In a telephone interview, the pilot reported that he was performing touch-and-go pattern operations on runway 32. He said he noted that the fuel level in the left tank was down to 1/4 shortly after lift-off. The pilot then switched the fuel selector valve from the left tank to the right and the engine sputtered and lost power. The aircraft altitude was insufficient to return to the runway and the pilot landed in a corn field, damaging the fuselage and wings. The pilot said that after the accident he noticed that the fuel valve handle was positioned 1/2 inch beyond the right tank index point.

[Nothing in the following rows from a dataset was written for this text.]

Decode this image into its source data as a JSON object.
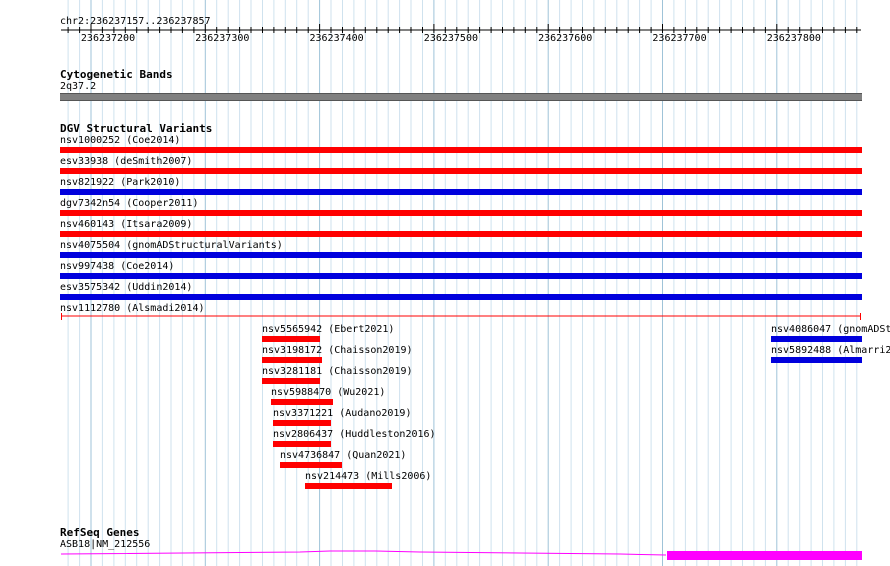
{
  "location": "chr2:236237157..236237857",
  "ruler": {
    "ticks": [
      "236237200",
      "236237300",
      "236237400",
      "236237500",
      "236237600",
      "236237700",
      "236237800"
    ]
  },
  "colors": {
    "gain_loss_red": "#ff0000",
    "gain_blue": "#0000dd",
    "band": "#808080",
    "refseq": "#ff00ff",
    "grid": "#b4d4e4"
  },
  "tracks": {
    "cytoband": {
      "title": "Cytogenetic Bands",
      "band_label": "2q37.2"
    },
    "dgv": {
      "title": "DGV Structural Variants",
      "full_width_features": [
        {
          "label": "nsv1000252 (Coe2014)",
          "color": "red"
        },
        {
          "label": "esv33938 (deSmith2007)",
          "color": "red"
        },
        {
          "label": "nsv821922 (Park2010)",
          "color": "blue"
        },
        {
          "label": "dgv7342n54 (Cooper2011)",
          "color": "red"
        },
        {
          "label": "nsv460143 (Itsara2009)",
          "color": "red"
        },
        {
          "label": "nsv4075504 (gnomADStructuralVariants)",
          "color": "blue"
        },
        {
          "label": "nsv997438 (Coe2014)",
          "color": "blue"
        },
        {
          "label": "esv3575342 (Uddin2014)",
          "color": "blue"
        },
        {
          "label": "nsv1112780 (Alsmadi2014)",
          "color": "line"
        }
      ],
      "short_features": [
        {
          "label": "nsv5565942 (Ebert2021)",
          "color": "red"
        },
        {
          "label": "nsv3198172 (Chaisson2019)",
          "color": "red"
        },
        {
          "label": "nsv3281181 (Chaisson2019)",
          "color": "red"
        },
        {
          "label": "nsv5988470 (Wu2021)",
          "color": "red"
        },
        {
          "label": "nsv3371221 (Audano2019)",
          "color": "red"
        },
        {
          "label": "nsv2806437 (Huddleston2016)",
          "color": "red"
        },
        {
          "label": "nsv4736847 (Quan2021)",
          "color": "red"
        },
        {
          "label": "nsv214473 (Mills2006)",
          "color": "red"
        },
        {
          "label": "nsv4086047 (gnomADSt",
          "color": "blue"
        },
        {
          "label": "nsv5892488 (Almarri2",
          "color": "blue"
        }
      ]
    },
    "refseq": {
      "title": "RefSeq Genes",
      "gene_label": "ASB18|NM_212556"
    }
  }
}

The aircraft sustained substantial damage to the engine mount, propeller, the forward engine cowling and airframe aft of the firewall. FAA inspectors conducted an on-scene investigation, both at the accident site and after recovery to a salvage yard. The inspectors found that there was 2 1/2 gallons of fuel in the right wing tank and 3 1/2 gallons in the left wing tank. They stated that no water contamination was detected. When the gascolator was inspected, it was found to be free of visible obstructions and the screen appeared new. When investigators opened the carburetor they noted a small amount of debris in the bowl. The individual debris particles were noted to be large enough to obstruct the flow of fuel to the main jet. Further inspection revealed there was a fragment of debris in the orifice of the main jet blocking it about 60 to 70 percent.

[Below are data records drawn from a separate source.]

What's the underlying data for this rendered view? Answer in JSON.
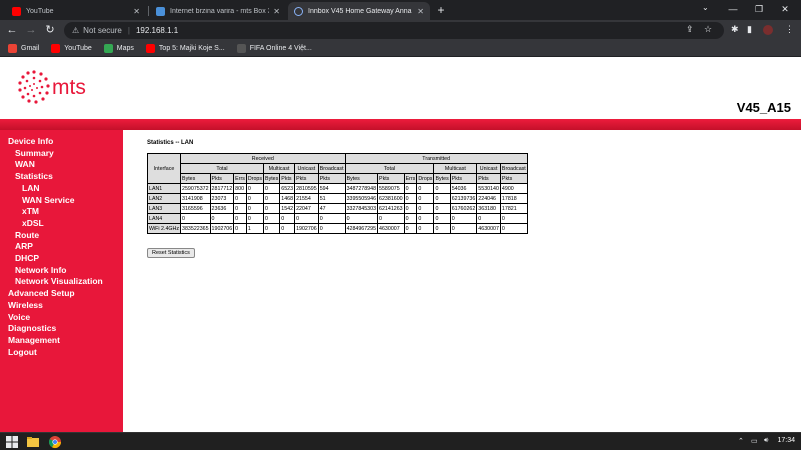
{
  "browser": {
    "tabs": [
      {
        "title": "YouTube",
        "fav_color": "#ff0000",
        "active": false
      },
      {
        "title": "Internet brzina varira - mts Box 3",
        "fav_color": "#4a90d9",
        "active": false
      },
      {
        "title": "Innbox V45 Home Gateway Anna",
        "fav_color": "#5f6368",
        "active": true
      }
    ],
    "new_tab": "+",
    "not_secure": "Not secure",
    "url": "192.168.1.1",
    "bookmarks": [
      {
        "label": "Gmail",
        "color": "#ea4335"
      },
      {
        "label": "YouTube",
        "color": "#ff0000"
      },
      {
        "label": "Maps",
        "color": "#34a853"
      },
      {
        "label": "Top 5: Majki Koje S...",
        "color": "#ff0000"
      },
      {
        "label": "FIFA Online 4 Việt...",
        "color": "#1a1a1a"
      }
    ]
  },
  "header": {
    "logo_text": "mts",
    "model": "V45_A15",
    "brand_color": "#e8173a"
  },
  "sidebar": {
    "items": [
      {
        "label": "Device Info",
        "level": 0
      },
      {
        "label": "Summary",
        "level": 1
      },
      {
        "label": "WAN",
        "level": 1
      },
      {
        "label": "Statistics",
        "level": 1
      },
      {
        "label": "LAN",
        "level": 2
      },
      {
        "label": "WAN Service",
        "level": 2
      },
      {
        "label": "xTM",
        "level": 2
      },
      {
        "label": "xDSL",
        "level": 2
      },
      {
        "label": "Route",
        "level": 1
      },
      {
        "label": "ARP",
        "level": 1
      },
      {
        "label": "DHCP",
        "level": 1
      },
      {
        "label": "Network Info",
        "level": 1
      },
      {
        "label": "Network Visualization",
        "level": 1
      },
      {
        "label": "Advanced Setup",
        "level": 0
      },
      {
        "label": "Wireless",
        "level": 0
      },
      {
        "label": "Voice",
        "level": 0
      },
      {
        "label": "Diagnostics",
        "level": 0
      },
      {
        "label": "Management",
        "level": 0
      },
      {
        "label": "Logout",
        "level": 0
      }
    ]
  },
  "content": {
    "title": "Statistics -- LAN",
    "table": {
      "interface_header": "Interface",
      "received": "Received",
      "transmitted": "Transmitted",
      "total": "Total",
      "multicast": "Multicast",
      "unicast": "Unicast",
      "broadcast": "Broadcast",
      "sub_headers": [
        "Bytes",
        "Pkts",
        "Errs",
        "Drops",
        "Bytes",
        "Pkts",
        "Pkts",
        "Pkts",
        "Bytes",
        "Pkts",
        "Errs",
        "Drops",
        "Bytes",
        "Pkts",
        "Pkts",
        "Pkts"
      ],
      "rows": [
        [
          "LAN1",
          "259075372",
          "2817712",
          "800",
          "0",
          "0",
          "6523",
          "2810595",
          "594",
          "3487278948",
          "5589075",
          "0",
          "0",
          "0",
          "54036",
          "5530140",
          "4900"
        ],
        [
          "LAN2",
          "3141908",
          "23073",
          "0",
          "0",
          "0",
          "1468",
          "21554",
          "51",
          "3395505946",
          "62381600",
          "0",
          "0",
          "0",
          "62139736",
          "224046",
          "17818"
        ],
        [
          "LAN3",
          "3165596",
          "23636",
          "0",
          "0",
          "0",
          "1542",
          "22047",
          "47",
          "3327845303",
          "62141263",
          "0",
          "0",
          "0",
          "61760262",
          "363180",
          "17821"
        ],
        [
          "LAN4",
          "0",
          "0",
          "0",
          "0",
          "0",
          "0",
          "0",
          "0",
          "0",
          "0",
          "0",
          "0",
          "0",
          "0",
          "0",
          "0"
        ],
        [
          "WiFi 2.4GHz",
          "383522365",
          "1902706",
          "0",
          "1",
          "0",
          "0",
          "1902706",
          "0",
          "4284967295",
          "4630007",
          "0",
          "0",
          "0",
          "0",
          "4630007",
          "0"
        ]
      ]
    },
    "reset_button": "Reset Statistics"
  },
  "taskbar": {
    "time": "17:34"
  }
}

Microscopic inspection of the small piece of debris did not reveal its composition or origin.